3rd August 2014
‘They say we die twice, the first time when our bodies die and the second when our name is remembered for the last time.’
It started with a dream, and then a letter from a person who had immersed herself in the history of the Heligan estate. When Candy Smit of the Lost Garden s of Heligan then contacted Bill Mitchell, Artistic Director and founder of WildWorks Theatre, little did they anticipate the journey ahead of them which would take so many people and whole communities along too.
What ensued was a dawn till dusk, continuous theatrical event that was a unique collaboration between a theatre company and a tourist attraction. 100: The Day our World Changed brought together community performers young and old, banner and bunting makers, brass players, singers, stewards, gardeners, historians, flower-growers and motorbike enthusiasts with Wildworks theatre makers and the Heligan team. Everyone exchanged knowledge, skills, memories and a shared vision to create a truly spectacular day of remembrance on the 3rd of August 2014 supported by a 6000 strong audience. Together, they relived and retold the lives of brave Cornish men from the parishes of Mevagissey, Gorran and St Ewe who went to war, and the families they left behind.

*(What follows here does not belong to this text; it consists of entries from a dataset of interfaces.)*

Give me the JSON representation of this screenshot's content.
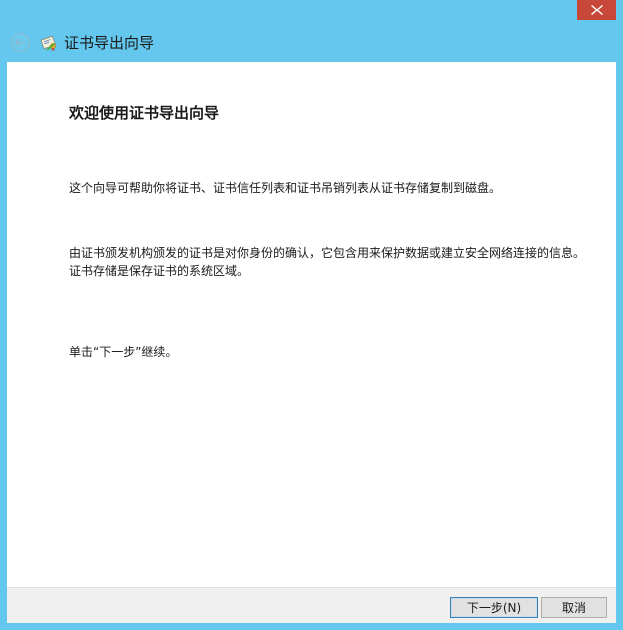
{
  "window": {
    "title": "证书导出向导"
  },
  "icons": {
    "close": "close-icon",
    "back": "back-arrow-icon",
    "certificate": "certificate-icon"
  },
  "content": {
    "heading": "欢迎使用证书导出向导",
    "paragraph1": "这个向导可帮助你将证书、证书信任列表和证书吊销列表从证书存储复制到磁盘。",
    "paragraph2": "由证书颁发机构颁发的证书是对你身份的确认，它包含用来保护数据或建立安全网络连接的信息。证书存储是保存证书的系统区域。",
    "paragraph3": "单击“下一步”继续。"
  },
  "footer": {
    "next_label": "下一步(N)",
    "cancel_label": "取消"
  },
  "colors": {
    "titlebar": "#64c8ee",
    "close": "#c7473a",
    "panel": "#ffffff",
    "footer": "#f0f0f0"
  }
}
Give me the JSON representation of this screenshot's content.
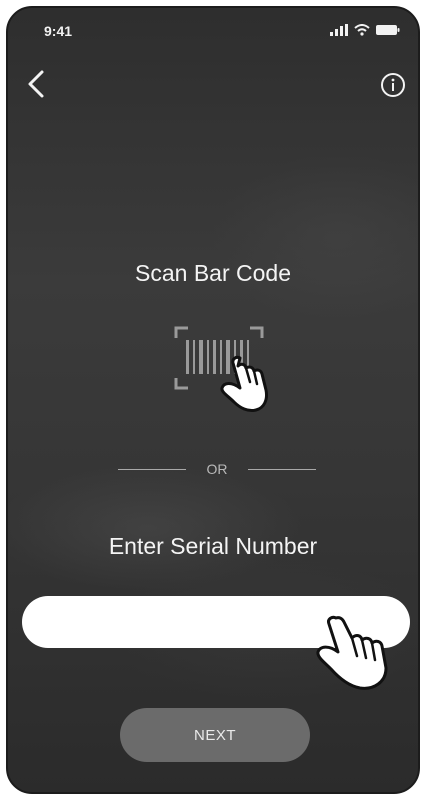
{
  "status_bar": {
    "time": "9:41",
    "icons": [
      "signal-icon",
      "wifi-icon",
      "battery-icon"
    ]
  },
  "nav": {
    "back_icon": "chevron-left-icon",
    "info_icon": "info-icon"
  },
  "scan": {
    "title": "Scan Bar Code",
    "icon": "barcode-scan-icon"
  },
  "divider": {
    "text": "OR"
  },
  "serial": {
    "title": "Enter Serial Number",
    "value": "",
    "placeholder": ""
  },
  "next_button": {
    "label": "NEXT"
  },
  "colors": {
    "background": "#333333",
    "text": "#f4f4f4",
    "button": "#6b6b6b",
    "input": "#ffffff"
  }
}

From the calling of names at the three war memorials in the stillness of sunrise to the arrival of a red-sailed lugger and the festivities and anticipations at Mevagissey harbour, the audience travelled through the village alongside ‘our’ boys and continued on to Heligan Gardens. Performers and musicians held everyone captivated throughout the afternoon, across the 26acre site in an extraordinary 1914 / 2014 world, set within a ‘living stage’ of sweeping fields, traditional practices and heart wrenching views. The Lost Gardens of Heligan had been turning back the hands of the clock for over a year and Heligan became an authentic, 1914 garden.
The audience watched the boys advance, cutting through the crowd and heading to the shadows in the valley below as a symphony of spoken memory. Sound, performance and pyrotechnics created an all-encompassing experience, both panoramic and intimate.

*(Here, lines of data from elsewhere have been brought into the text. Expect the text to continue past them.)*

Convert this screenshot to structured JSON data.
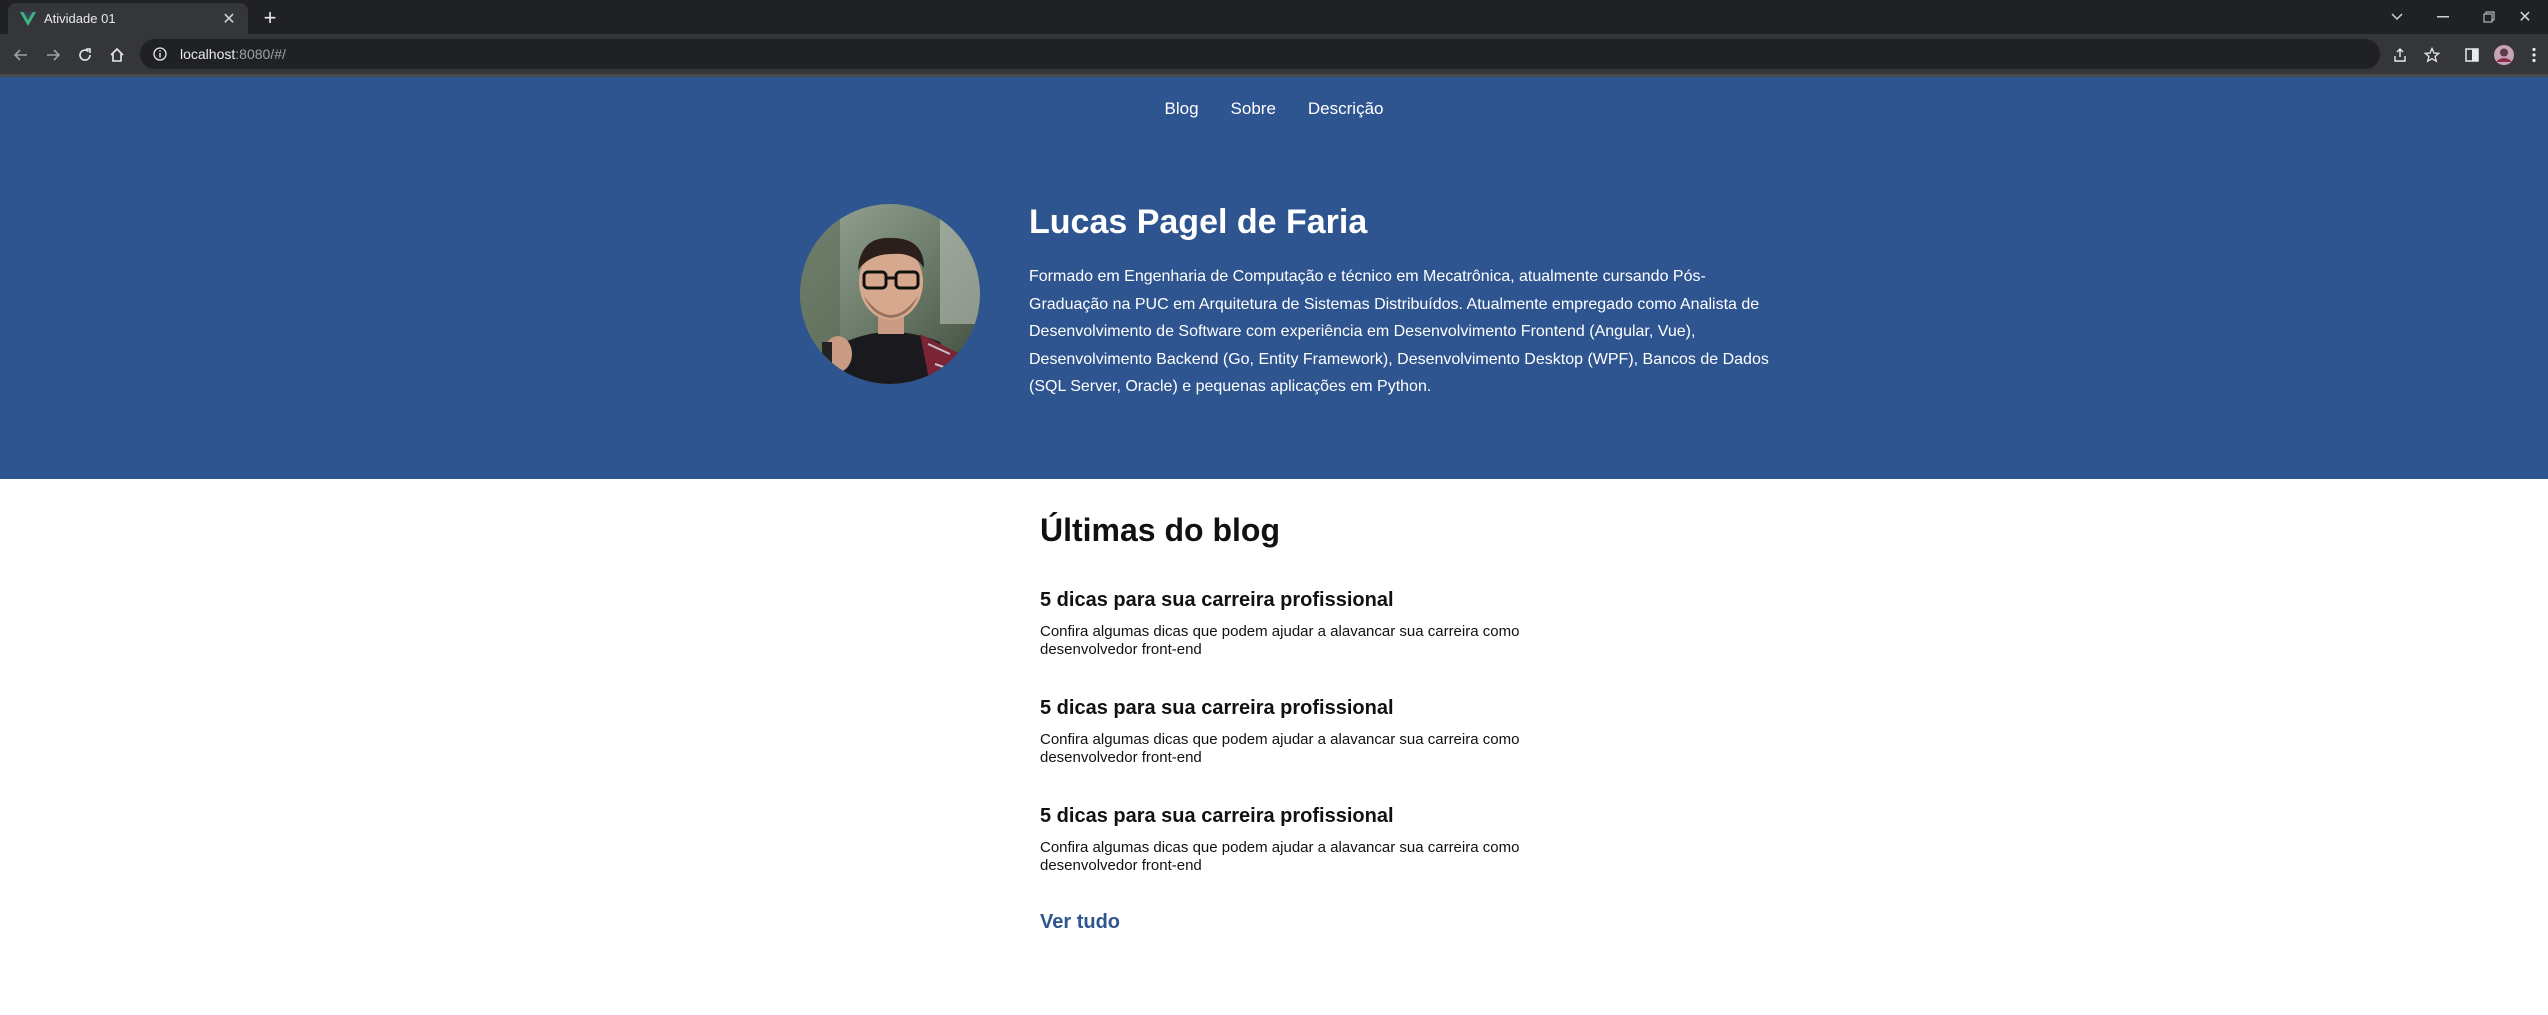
{
  "browser": {
    "tab_title": "Atividade 01",
    "url_host": "localhost",
    "url_rest": ":8080/#/"
  },
  "nav": {
    "items": [
      {
        "label": "Blog"
      },
      {
        "label": "Sobre"
      },
      {
        "label": "Descrição"
      }
    ]
  },
  "profile": {
    "name": "Lucas Pagel de Faria",
    "bio": "Formado em Engenharia de Computação e técnico em Mecatrônica, atualmente cursando Pós-Graduação na PUC em Arquitetura de Sistemas Distribuídos. Atualmente empregado como Analista de Desenvolvimento de Software com experiência em Desenvolvimento Frontend (Angular, Vue), Desenvolvimento Backend (Go, Entity Framework), Desenvolvimento Desktop (WPF), Bancos de Dados (SQL Server, Oracle) e pequenas aplicações em Python."
  },
  "blog": {
    "heading": "Últimas do blog",
    "posts": [
      {
        "title": "5 dicas para sua carreira profissional",
        "excerpt": "Confira algumas dicas que podem ajudar a alavancar sua carreira como desenvolvedor front-end"
      },
      {
        "title": "5 dicas para sua carreira profissional",
        "excerpt": "Confira algumas dicas que podem ajudar a alavancar sua carreira como desenvolvedor front-end"
      },
      {
        "title": "5 dicas para sua carreira profissional",
        "excerpt": "Confira algumas dicas que podem ajudar a alavancar sua carreira como desenvolvedor front-end"
      }
    ],
    "see_all_label": "Ver tudo"
  },
  "colors": {
    "hero_bg": "#2e5590",
    "link": "#2e5590",
    "vue_green": "#41b883"
  },
  "icons": [
    "vue-favicon-icon",
    "close-icon",
    "plus-icon",
    "chevron-down-icon",
    "minimize-icon",
    "restore-icon",
    "window-close-icon",
    "back-icon",
    "forward-icon",
    "reload-icon",
    "home-icon",
    "info-icon",
    "share-icon",
    "star-icon",
    "side-panel-icon",
    "profile-avatar-icon",
    "kebab-menu-icon"
  ]
}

“… it was at around half past three on the day of the performance that I finally, blood and guts, understood who my gardener was, then at the very end in the poppy field with my fellow spirits, I realised there was something very, very magical going on, which completely blew away my notions of what theatre should be.”

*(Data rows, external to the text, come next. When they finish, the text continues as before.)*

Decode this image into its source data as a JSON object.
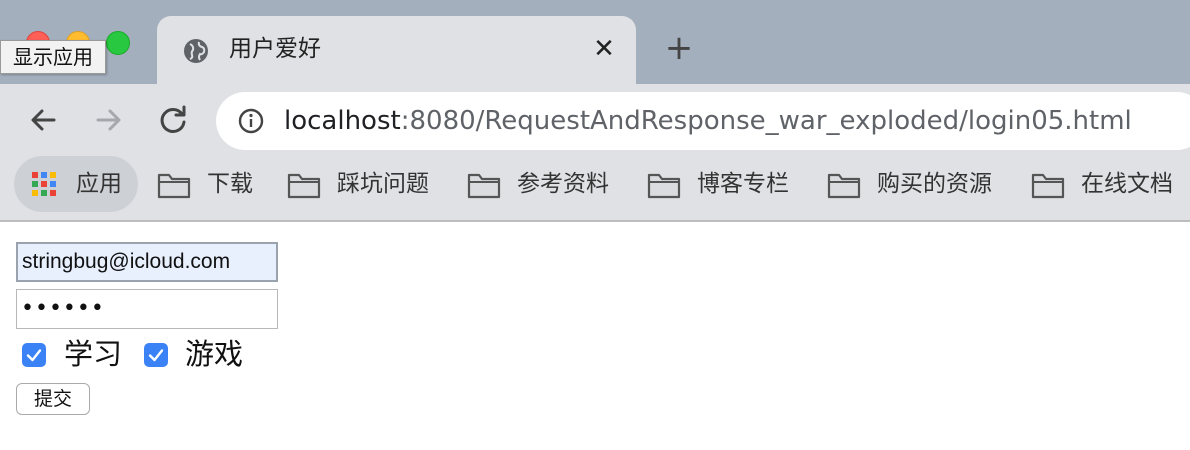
{
  "window": {
    "tooltip": "显示应用"
  },
  "tab": {
    "title": "用户爱好",
    "close_glyph": "✕",
    "new_tab_glyph": "+"
  },
  "toolbar": {
    "url_host": "localhost",
    "url_rest": ":8080/RequestAndResponse_war_exploded/login05.html"
  },
  "bookmarks": {
    "apps_label": "应用",
    "items": [
      "下载",
      "踩坑问题",
      "参考资料",
      "博客专栏",
      "购买的资源",
      "在线文档"
    ]
  },
  "form": {
    "email_value": "stringbug@icloud.com",
    "password_mask": "••••••",
    "hobbies": [
      {
        "label": "学习",
        "checked": true
      },
      {
        "label": "游戏",
        "checked": true
      }
    ],
    "submit_label": "提交"
  },
  "colors": {
    "accent": "#3b82f6",
    "tab_strip": "#a4afbd",
    "toolbar": "#dfe1e5"
  },
  "icons": {
    "tab_favicon": "globe-icon",
    "back": "arrow-left-icon",
    "forward": "arrow-right-icon",
    "reload": "reload-icon",
    "site_info": "info-icon",
    "apps": "apps-grid-icon",
    "bookmark_folder": "folder-icon"
  }
}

At the end of the day the audience stood in a field of poppies and wildflowers planted a year before by the Heligan gardeners. Entranced, for over an hour, they watched the lost men & women depart on their final journey, listening to their names being called in a silence only occasionally broken by families applauding the name of a great grandfather or uncle as a sign of affection and respect. An unforgettable day.
Benefits to WildWorks Theatre